"Reddit had, in effect, just learned a lesson that revenge-porn activists, attorneys and victims have known for years: Despite the obvious privacy violations, the apparent harassment, and — in many cases, including this one — the overwhelming evidence of computer crimes, the quickest, easiest way to get compromising images off the Internet is frequently copyright law. “It’s the path of least resistance,” explains Amanda Levendowski, a recent graduate of NYU Law who has written extensively on revenge porn and copyright. “I wouldn’t say it’s the best solution, and it’s not a perfect fit, but it does do what victims want.” “Doing what victims want” — a.k.a., getting their misappropriated images off the Internet — turns out to be a messy, labyrinthine legal goal. For one thing, Levendowski says, every revenge porn case is different: some photos are selfies and some aren’t; some were hacked and some were uploaded by exes; some victims are under 18, and some are well over it. Different laws and legal concepts apply in each of those cases, which makes any kind of comprehensive approach impossible."
Wednesday, September 10, 2014
How copyright became the best defense against revenge porn; Washington Post, 9/8/14

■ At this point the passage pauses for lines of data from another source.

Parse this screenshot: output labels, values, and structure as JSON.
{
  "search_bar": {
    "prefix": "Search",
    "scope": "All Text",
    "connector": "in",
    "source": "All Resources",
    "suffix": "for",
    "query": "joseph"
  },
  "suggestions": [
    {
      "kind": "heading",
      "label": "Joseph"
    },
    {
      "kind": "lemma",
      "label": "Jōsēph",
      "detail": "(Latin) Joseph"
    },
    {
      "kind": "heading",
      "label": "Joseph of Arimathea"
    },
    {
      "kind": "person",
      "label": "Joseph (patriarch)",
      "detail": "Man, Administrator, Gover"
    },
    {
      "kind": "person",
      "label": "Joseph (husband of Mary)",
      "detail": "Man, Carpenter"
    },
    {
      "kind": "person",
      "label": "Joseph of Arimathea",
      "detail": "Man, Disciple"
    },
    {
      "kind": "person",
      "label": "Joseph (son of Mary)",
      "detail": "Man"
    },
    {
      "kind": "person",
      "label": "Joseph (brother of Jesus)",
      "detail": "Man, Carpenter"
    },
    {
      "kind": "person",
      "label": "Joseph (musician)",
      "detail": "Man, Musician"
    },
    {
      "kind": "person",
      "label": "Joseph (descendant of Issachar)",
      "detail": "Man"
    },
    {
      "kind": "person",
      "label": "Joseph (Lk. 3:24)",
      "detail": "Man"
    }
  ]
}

Caitlin Dewey, Washington Post; How copyright became the best defense against revenge porn: